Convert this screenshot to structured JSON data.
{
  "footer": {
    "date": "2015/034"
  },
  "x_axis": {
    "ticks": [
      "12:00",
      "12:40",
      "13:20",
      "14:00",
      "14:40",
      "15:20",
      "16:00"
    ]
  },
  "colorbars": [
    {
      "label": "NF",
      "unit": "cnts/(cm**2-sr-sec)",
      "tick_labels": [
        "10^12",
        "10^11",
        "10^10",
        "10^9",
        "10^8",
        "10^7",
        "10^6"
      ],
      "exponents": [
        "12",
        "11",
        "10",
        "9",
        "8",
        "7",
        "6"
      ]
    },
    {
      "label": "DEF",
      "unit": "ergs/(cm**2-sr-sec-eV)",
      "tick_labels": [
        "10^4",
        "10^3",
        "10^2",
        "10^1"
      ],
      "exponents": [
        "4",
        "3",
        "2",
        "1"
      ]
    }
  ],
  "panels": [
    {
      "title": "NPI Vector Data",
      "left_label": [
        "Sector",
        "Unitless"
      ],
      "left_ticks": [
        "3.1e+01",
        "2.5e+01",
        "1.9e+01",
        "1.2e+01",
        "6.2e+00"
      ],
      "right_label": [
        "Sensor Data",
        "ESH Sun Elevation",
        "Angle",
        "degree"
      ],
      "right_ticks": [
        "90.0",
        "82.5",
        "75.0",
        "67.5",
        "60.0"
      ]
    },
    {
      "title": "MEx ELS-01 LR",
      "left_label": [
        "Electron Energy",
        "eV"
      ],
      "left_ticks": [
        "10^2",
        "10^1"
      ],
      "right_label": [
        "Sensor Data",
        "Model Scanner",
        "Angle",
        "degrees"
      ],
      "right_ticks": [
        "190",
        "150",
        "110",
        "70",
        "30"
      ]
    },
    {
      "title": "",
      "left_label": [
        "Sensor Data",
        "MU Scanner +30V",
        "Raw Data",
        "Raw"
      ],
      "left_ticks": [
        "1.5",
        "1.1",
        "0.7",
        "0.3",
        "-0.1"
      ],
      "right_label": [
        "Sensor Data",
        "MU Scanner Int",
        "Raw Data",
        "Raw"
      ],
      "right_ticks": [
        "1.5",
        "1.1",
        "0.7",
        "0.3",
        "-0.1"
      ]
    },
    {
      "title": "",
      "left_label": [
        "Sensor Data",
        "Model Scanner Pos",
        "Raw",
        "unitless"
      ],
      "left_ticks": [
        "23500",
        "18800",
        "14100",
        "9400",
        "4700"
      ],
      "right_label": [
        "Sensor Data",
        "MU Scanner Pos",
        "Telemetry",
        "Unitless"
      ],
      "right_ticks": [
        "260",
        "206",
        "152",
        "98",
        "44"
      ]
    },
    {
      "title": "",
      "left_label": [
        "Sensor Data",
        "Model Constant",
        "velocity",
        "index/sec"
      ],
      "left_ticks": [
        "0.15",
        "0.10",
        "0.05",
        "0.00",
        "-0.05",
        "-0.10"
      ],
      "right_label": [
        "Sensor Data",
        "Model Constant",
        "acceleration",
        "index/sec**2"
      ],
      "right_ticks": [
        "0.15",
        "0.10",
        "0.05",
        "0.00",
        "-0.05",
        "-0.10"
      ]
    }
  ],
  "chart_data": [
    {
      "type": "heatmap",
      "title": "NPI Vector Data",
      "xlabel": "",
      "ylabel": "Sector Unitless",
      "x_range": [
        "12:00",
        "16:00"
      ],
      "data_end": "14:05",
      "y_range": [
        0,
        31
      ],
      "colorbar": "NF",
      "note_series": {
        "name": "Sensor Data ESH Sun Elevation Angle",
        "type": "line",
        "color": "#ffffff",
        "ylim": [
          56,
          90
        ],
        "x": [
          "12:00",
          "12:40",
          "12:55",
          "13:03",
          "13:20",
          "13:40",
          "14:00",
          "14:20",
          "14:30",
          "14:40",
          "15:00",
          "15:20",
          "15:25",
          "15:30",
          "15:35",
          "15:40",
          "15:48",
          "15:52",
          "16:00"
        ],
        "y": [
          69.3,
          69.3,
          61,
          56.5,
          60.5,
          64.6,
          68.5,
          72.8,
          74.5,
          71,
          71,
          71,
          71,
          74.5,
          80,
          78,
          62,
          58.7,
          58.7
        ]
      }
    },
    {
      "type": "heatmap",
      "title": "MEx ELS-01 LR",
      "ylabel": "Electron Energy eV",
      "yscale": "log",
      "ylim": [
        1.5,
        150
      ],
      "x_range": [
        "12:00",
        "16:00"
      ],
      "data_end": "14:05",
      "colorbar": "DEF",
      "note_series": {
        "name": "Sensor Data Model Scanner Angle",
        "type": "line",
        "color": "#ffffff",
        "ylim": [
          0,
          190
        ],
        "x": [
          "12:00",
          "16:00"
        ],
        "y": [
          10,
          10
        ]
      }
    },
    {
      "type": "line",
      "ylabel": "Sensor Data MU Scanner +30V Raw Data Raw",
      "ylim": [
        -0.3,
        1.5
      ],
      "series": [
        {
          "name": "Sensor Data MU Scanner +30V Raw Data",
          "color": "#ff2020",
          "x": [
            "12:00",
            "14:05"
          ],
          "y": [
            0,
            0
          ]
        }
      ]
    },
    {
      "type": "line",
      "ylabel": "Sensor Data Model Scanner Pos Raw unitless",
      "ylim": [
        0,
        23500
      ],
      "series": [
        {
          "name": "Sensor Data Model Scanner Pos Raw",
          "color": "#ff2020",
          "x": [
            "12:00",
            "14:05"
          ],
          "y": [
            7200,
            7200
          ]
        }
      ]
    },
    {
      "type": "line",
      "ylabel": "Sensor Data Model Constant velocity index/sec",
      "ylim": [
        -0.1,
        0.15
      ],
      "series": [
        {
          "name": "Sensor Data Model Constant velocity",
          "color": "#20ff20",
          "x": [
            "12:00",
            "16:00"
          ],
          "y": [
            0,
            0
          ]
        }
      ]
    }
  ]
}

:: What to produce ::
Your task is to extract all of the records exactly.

:: Solution to this task ::
Convert this screenshot to structured JSON data.
{
  "footer": {
    "date": "2015/034"
  },
  "x_axis": {
    "ticks": [
      "12:00",
      "12:40",
      "13:20",
      "14:00",
      "14:40",
      "15:20",
      "16:00"
    ]
  },
  "colorbars": [
    {
      "label": "NF",
      "unit": "cnts/(cm**2-sr-sec)",
      "tick_labels": [
        "10^12",
        "10^11",
        "10^10",
        "10^9",
        "10^8",
        "10^7",
        "10^6"
      ],
      "exponents": [
        "12",
        "11",
        "10",
        "9",
        "8",
        "7",
        "6"
      ]
    },
    {
      "label": "DEF",
      "unit": "ergs/(cm**2-sr-sec-eV)",
      "tick_labels": [
        "10^4",
        "10^3",
        "10^2",
        "10^1"
      ],
      "exponents": [
        "4",
        "3",
        "2",
        "1"
      ]
    }
  ],
  "panels": [
    {
      "title": "NPI Vector Data",
      "left_label": [
        "Sector",
        "Unitless"
      ],
      "left_ticks": [
        "3.1e+01",
        "2.5e+01",
        "1.9e+01",
        "1.2e+01",
        "6.2e+00"
      ],
      "right_label": [
        "Sensor Data",
        "ESH Sun Elevation",
        "Angle",
        "degree"
      ],
      "right_ticks": [
        "90.0",
        "82.5",
        "75.0",
        "67.5",
        "60.0"
      ]
    },
    {
      "title": "MEx ELS-01 LR",
      "left_label": [
        "Electron Energy",
        "eV"
      ],
      "left_ticks": [
        "10^2",
        "10^1"
      ],
      "right_label": [
        "Sensor Data",
        "Model Scanner",
        "Angle",
        "degrees"
      ],
      "right_ticks": [
        "190",
        "150",
        "110",
        "70",
        "30"
      ]
    },
    {
      "title": "",
      "left_label": [
        "Sensor Data",
        "MU Scanner +30V",
        "Raw Data",
        "Raw"
      ],
      "left_ticks": [
        "1.5",
        "1.1",
        "0.7",
        "0.3",
        "-0.1"
      ],
      "right_label": [
        "Sensor Data",
        "MU Scanner Int",
        "Raw Data",
        "Raw"
      ],
      "right_ticks": [
        "1.5",
        "1.1",
        "0.7",
        "0.3",
        "-0.1"
      ]
    },
    {
      "title": "",
      "left_label": [
        "Sensor Data",
        "Model Scanner Pos",
        "Raw",
        "unitless"
      ],
      "left_ticks": [
        "23500",
        "18800",
        "14100",
        "9400",
        "4700"
      ],
      "right_label": [
        "Sensor Data",
        "MU Scanner Pos",
        "Telemetry",
        "Unitless"
      ],
      "right_ticks": [
        "260",
        "206",
        "152",
        "98",
        "44"
      ]
    },
    {
      "title": "",
      "left_label": [
        "Sensor Data",
        "Model Constant",
        "velocity",
        "index/sec"
      ],
      "left_ticks": [
        "0.15",
        "0.10",
        "0.05",
        "0.00",
        "-0.05",
        "-0.10"
      ],
      "right_label": [
        "Sensor Data",
        "Model Constant",
        "acceleration",
        "index/sec**2"
      ],
      "right_ticks": [
        "0.15",
        "0.10",
        "0.05",
        "0.00",
        "-0.05",
        "-0.10"
      ]
    }
  ],
  "chart_data": [
    {
      "type": "heatmap",
      "title": "NPI Vector Data",
      "xlabel": "",
      "ylabel": "Sector Unitless",
      "x_range": [
        "12:00",
        "16:00"
      ],
      "data_end": "14:05",
      "y_range": [
        0,
        31
      ],
      "colorbar": "NF",
      "note_series": {
        "name": "Sensor Data ESH Sun Elevation Angle",
        "type": "line",
        "color": "#ffffff",
        "ylim": [
          56,
          90
        ],
        "x": [
          "12:00",
          "12:40",
          "12:55",
          "13:03",
          "13:20",
          "13:40",
          "14:00",
          "14:20",
          "14:30",
          "14:40",
          "15:00",
          "15:20",
          "15:25",
          "15:30",
          "15:35",
          "15:40",
          "15:48",
          "15:52",
          "16:00"
        ],
        "y": [
          69.3,
          69.3,
          61,
          56.5,
          60.5,
          64.6,
          68.5,
          72.8,
          74.5,
          71,
          71,
          71,
          71,
          74.5,
          80,
          78,
          62,
          58.7,
          58.7
        ]
      }
    },
    {
      "type": "heatmap",
      "title": "MEx ELS-01 LR",
      "ylabel": "Electron Energy eV",
      "yscale": "log",
      "ylim": [
        1.5,
        150
      ],
      "x_range": [
        "12:00",
        "16:00"
      ],
      "data_end": "14:05",
      "colorbar": "DEF",
      "note_series": {
        "name": "Sensor Data Model Scanner Angle",
        "type": "line",
        "color": "#ffffff",
        "ylim": [
          0,
          190
        ],
        "x": [
          "12:00",
          "16:00"
        ],
        "y": [
          10,
          10
        ]
      }
    },
    {
      "type": "line",
      "ylabel": "Sensor Data MU Scanner +30V Raw Data Raw",
      "ylim": [
        -0.3,
        1.5
      ],
      "series": [
        {
          "name": "Sensor Data MU Scanner +30V Raw Data",
          "color": "#ff2020",
          "x": [
            "12:00",
            "14:05"
          ],
          "y": [
            0,
            0
          ]
        }
      ]
    },
    {
      "type": "line",
      "ylabel": "Sensor Data Model Scanner Pos Raw unitless",
      "ylim": [
        0,
        23500
      ],
      "series": [
        {
          "name": "Sensor Data Model Scanner Pos Raw",
          "color": "#ff2020",
          "x": [
            "12:00",
            "14:05"
          ],
          "y": [
            7200,
            7200
          ]
        }
      ]
    },
    {
      "type": "line",
      "ylabel": "Sensor Data Model Constant velocity index/sec",
      "ylim": [
        -0.1,
        0.15
      ],
      "series": [
        {
          "name": "Sensor Data Model Constant velocity",
          "color": "#20ff20",
          "x": [
            "12:00",
            "16:00"
          ],
          "y": [
            0,
            0
          ]
        }
      ]
    }
  ]
}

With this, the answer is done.